Exercise requirements >> For the records below, report how many lines include the string "structured", leaving out everything except the number.

*** Block opens ***

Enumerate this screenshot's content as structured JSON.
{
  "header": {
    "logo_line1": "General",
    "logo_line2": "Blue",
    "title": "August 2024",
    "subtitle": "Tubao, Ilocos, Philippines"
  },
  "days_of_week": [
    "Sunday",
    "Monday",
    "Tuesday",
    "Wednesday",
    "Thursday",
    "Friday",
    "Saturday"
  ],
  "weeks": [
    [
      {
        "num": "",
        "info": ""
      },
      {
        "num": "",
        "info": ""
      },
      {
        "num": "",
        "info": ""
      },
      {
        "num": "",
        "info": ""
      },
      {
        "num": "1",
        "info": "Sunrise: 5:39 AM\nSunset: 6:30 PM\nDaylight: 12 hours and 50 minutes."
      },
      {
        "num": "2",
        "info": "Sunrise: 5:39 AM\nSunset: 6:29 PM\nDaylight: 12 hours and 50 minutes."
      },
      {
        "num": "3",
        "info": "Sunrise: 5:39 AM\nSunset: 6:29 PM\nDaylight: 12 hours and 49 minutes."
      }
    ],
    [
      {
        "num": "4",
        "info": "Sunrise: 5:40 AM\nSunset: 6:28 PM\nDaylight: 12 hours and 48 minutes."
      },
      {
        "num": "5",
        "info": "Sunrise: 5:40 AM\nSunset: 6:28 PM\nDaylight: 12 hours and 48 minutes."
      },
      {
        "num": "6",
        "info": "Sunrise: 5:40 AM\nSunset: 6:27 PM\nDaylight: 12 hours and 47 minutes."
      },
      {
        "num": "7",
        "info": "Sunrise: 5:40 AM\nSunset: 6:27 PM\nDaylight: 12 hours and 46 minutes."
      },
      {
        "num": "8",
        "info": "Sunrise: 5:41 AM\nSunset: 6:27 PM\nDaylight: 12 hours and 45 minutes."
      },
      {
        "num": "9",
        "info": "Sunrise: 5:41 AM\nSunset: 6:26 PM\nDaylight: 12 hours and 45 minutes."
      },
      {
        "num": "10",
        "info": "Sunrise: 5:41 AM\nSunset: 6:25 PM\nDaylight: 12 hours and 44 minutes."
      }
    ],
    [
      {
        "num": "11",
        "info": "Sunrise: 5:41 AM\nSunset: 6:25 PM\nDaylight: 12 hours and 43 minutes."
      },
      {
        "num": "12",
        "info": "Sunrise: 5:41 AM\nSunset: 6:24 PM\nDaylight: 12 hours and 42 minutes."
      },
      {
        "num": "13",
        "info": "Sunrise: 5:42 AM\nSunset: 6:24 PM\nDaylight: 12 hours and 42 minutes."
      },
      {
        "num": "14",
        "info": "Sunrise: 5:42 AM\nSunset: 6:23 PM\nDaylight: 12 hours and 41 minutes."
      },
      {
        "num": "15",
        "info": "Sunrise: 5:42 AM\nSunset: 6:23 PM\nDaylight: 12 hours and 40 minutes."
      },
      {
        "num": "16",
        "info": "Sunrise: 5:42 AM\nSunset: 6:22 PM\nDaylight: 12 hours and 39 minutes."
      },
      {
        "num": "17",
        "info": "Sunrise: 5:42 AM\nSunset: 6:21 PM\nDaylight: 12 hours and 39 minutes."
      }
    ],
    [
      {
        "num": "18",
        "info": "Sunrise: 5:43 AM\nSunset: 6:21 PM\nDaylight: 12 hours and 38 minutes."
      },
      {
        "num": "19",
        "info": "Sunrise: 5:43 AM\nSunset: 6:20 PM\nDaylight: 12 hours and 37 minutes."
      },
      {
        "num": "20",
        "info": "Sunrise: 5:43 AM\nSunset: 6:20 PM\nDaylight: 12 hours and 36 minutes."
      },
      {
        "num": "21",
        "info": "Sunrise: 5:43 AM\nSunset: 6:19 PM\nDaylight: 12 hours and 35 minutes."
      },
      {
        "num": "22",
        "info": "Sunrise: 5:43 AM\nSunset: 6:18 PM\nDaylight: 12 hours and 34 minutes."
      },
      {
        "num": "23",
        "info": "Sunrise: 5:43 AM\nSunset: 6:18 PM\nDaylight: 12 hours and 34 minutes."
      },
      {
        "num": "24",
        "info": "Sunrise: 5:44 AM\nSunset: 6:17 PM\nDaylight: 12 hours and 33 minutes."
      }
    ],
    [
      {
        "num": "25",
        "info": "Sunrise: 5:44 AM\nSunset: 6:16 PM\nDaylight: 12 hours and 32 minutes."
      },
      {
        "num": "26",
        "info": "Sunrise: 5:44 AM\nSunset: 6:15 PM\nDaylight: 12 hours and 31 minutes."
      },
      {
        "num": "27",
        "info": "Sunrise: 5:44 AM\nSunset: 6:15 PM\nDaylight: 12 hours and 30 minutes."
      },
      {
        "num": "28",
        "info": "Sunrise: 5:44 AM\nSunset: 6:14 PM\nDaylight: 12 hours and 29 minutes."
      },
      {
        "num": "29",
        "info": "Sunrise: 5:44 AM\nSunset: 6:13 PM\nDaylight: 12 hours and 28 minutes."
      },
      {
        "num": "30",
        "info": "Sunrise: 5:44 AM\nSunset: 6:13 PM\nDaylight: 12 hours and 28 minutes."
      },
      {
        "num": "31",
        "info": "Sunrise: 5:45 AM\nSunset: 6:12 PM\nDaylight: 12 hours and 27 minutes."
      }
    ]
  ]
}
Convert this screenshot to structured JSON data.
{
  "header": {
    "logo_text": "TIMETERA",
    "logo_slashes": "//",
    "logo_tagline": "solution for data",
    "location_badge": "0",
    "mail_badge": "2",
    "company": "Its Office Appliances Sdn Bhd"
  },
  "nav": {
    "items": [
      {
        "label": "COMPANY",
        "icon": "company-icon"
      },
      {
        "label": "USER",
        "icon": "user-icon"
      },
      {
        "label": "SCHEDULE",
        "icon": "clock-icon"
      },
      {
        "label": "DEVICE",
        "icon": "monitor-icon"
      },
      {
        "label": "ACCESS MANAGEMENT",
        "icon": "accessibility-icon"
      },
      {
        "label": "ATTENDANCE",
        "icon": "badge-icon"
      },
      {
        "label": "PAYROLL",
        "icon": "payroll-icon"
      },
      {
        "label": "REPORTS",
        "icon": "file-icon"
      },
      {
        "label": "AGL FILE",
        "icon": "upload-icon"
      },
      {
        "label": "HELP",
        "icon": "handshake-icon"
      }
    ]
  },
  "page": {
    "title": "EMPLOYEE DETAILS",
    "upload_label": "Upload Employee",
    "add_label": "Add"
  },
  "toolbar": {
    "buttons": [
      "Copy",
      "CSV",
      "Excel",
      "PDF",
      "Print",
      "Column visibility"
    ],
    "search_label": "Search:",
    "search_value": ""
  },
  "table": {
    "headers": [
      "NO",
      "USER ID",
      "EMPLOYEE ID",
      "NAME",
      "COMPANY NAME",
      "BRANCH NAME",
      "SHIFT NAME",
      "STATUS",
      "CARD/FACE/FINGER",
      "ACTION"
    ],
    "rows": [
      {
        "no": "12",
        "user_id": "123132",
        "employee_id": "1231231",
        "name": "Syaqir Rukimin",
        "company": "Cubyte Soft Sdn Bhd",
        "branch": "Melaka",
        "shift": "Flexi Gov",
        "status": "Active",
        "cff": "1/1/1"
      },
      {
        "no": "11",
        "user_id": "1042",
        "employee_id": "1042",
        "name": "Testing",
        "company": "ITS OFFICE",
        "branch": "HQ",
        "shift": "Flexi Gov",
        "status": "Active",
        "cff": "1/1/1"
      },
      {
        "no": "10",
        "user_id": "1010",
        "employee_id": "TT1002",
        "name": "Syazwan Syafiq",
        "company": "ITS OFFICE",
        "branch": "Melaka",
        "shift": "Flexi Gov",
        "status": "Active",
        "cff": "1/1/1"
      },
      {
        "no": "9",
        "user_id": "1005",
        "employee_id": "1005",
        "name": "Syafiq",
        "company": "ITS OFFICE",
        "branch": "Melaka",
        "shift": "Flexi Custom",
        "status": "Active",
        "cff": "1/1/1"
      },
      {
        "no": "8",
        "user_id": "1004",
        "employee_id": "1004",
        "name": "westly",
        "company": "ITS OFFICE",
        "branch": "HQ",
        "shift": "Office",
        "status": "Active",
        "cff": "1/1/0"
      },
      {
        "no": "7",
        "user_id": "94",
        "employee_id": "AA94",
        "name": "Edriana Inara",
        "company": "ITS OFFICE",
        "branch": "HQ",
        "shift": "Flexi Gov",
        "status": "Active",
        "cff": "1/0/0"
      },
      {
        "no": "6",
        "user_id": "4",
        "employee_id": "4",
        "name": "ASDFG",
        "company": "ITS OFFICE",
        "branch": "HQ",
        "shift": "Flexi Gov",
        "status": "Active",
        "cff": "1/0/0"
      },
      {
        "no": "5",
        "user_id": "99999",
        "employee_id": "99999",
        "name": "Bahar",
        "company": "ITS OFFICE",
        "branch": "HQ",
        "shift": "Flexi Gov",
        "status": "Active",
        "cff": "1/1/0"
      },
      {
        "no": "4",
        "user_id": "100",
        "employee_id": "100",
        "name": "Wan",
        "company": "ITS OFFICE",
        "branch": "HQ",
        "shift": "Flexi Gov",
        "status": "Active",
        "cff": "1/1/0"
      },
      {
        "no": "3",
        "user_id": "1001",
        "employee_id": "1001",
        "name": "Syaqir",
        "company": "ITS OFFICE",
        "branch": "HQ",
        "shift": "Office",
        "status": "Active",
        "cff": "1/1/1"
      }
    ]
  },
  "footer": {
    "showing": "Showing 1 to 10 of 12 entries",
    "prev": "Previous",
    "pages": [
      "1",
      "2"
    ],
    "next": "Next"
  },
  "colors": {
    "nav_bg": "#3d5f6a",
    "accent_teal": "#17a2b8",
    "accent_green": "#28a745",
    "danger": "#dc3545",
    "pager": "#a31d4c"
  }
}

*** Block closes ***
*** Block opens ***

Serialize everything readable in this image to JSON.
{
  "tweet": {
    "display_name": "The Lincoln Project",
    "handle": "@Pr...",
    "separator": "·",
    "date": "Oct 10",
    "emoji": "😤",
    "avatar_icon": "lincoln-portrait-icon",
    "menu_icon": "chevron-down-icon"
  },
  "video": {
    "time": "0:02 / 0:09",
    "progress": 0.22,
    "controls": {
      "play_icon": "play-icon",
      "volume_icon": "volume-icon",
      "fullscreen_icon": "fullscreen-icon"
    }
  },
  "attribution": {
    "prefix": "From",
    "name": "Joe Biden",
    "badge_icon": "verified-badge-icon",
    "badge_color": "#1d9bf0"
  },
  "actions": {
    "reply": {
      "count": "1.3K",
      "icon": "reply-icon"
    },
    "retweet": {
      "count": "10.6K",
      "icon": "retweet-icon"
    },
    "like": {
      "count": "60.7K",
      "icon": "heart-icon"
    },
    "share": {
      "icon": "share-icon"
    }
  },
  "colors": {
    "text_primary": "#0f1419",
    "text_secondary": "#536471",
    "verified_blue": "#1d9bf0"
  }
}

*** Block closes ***

Response to this task >> 2